Samsung Electronics Co. will start selling its foldable-screen smartphone by September, following a delayed rollout earlier this year after tech reviewers found structural flaws.
Samsung, the world’s largest smartphone maker, promised it had dealt with the issues, by altering the device’s top protective layer, strengthening the hinges and adding extra display protection, the South Korean company said on Thursday.
Called the Galaxy Fold, the device—priced at nearly $2,000—promises to offer a radical design shake-up for smartphones, which have retained a similar look for over a decade.
It sports a tablet-size screen that folds in half like a book, giving users the portability of a phone that could fit in a consumer’s hand, pocket or purse. When folded, the phone boasts a second, smaller display on the outside that can perform most tasks.

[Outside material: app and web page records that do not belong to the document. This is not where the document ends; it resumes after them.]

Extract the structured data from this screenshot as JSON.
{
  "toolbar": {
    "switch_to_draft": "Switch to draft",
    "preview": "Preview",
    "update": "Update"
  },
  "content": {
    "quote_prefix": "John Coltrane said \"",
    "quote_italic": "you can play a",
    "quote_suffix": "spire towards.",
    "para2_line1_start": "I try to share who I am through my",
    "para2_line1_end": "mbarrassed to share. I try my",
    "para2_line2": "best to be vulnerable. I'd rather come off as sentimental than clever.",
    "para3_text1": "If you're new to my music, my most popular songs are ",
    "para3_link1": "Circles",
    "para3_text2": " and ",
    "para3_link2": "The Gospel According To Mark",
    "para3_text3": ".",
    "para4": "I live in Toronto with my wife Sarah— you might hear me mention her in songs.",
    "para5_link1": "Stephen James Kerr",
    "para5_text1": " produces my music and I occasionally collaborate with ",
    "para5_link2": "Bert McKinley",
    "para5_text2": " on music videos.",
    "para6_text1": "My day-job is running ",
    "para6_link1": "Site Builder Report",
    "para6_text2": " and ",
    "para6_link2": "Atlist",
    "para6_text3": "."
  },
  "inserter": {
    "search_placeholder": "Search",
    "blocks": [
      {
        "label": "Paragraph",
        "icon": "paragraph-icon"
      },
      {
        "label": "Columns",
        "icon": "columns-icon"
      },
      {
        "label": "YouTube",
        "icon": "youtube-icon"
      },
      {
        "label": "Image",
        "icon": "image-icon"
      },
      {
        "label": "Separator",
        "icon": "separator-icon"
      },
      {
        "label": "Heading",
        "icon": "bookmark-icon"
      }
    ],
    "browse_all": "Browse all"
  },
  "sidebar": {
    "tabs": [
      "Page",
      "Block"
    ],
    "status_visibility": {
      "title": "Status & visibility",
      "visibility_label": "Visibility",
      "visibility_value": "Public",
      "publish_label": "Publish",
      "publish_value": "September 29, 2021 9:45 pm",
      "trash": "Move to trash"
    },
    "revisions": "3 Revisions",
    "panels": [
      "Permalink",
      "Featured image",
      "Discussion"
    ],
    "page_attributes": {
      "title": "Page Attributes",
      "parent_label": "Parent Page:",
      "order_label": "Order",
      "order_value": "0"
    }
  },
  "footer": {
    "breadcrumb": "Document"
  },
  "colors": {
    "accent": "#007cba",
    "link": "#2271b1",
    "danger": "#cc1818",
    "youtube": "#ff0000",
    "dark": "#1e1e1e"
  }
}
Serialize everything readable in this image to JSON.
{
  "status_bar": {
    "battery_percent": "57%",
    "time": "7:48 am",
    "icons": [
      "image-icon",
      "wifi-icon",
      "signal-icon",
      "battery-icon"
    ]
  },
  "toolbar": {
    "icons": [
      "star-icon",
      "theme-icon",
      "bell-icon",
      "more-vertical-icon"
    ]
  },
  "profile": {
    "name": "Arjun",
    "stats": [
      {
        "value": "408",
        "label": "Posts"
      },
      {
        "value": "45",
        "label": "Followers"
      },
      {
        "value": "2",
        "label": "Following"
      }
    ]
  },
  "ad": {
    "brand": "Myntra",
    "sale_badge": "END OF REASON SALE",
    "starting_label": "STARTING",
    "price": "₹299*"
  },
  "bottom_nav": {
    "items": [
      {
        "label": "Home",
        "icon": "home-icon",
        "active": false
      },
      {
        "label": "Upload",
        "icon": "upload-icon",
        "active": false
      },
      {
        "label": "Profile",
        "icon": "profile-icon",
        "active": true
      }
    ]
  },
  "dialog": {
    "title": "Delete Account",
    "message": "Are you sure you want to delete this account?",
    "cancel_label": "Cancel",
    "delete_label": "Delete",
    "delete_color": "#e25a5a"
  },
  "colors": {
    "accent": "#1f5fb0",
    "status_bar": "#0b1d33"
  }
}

Just days before a planned April 26 release, tech reviewers who were given early test models of the Galaxy Fold phone encountered problems. Some unknowingly peeled off the top layer of the device’s display, thinking it was a protective cover. Others encountered issues related to hinges or flickering screens.
The product flap with the foldable-screen phone brought back painful memories of Samsung’s 2016 global recall of Galaxy Note 7 devices over faulty batteries that caused some devices to catch fire. The incident tarnished Samsung’s brand and cost the company billions of dollars.
Samsung will release the Galaxy Fold in select markets but didn’t specify where.
Americans who preordered the device before the April delay eventually had their purchases canceled. In a message to those customers, Samsung said it would provide a firm ship-by date closer to the device’s launch. “Right now we’re in the process of conducting final product tests on these improvements,” Samsung said in the note, which was reviewed by The Wall Street Journal.
The tech giant had pinned high hopes on the Galaxy Fold, seeing it as a way to reassert Samsung’s status as an industry innovator after a tough year. Even with the delay, Samsung’s Galaxy Fold still appears likely to be the first mainstream foldable-screen device, as Huawei Technologies Co.’s rival phone has also faced setbacks due to U.S. restrictions.
Huawei, which has surpassed Apple Inc. as the world’s second-largest phone maker in recent quarters, has matched Samsung on features while offering devices at lower prices.
Samsung’s sales suffered because of Huawei’s advance. During the first three months of 2019, Samsung’s smartphone shipments fell 8%, a bigger drop than the industry’s 6.6% decline, according to International Data Corp., a market researcher.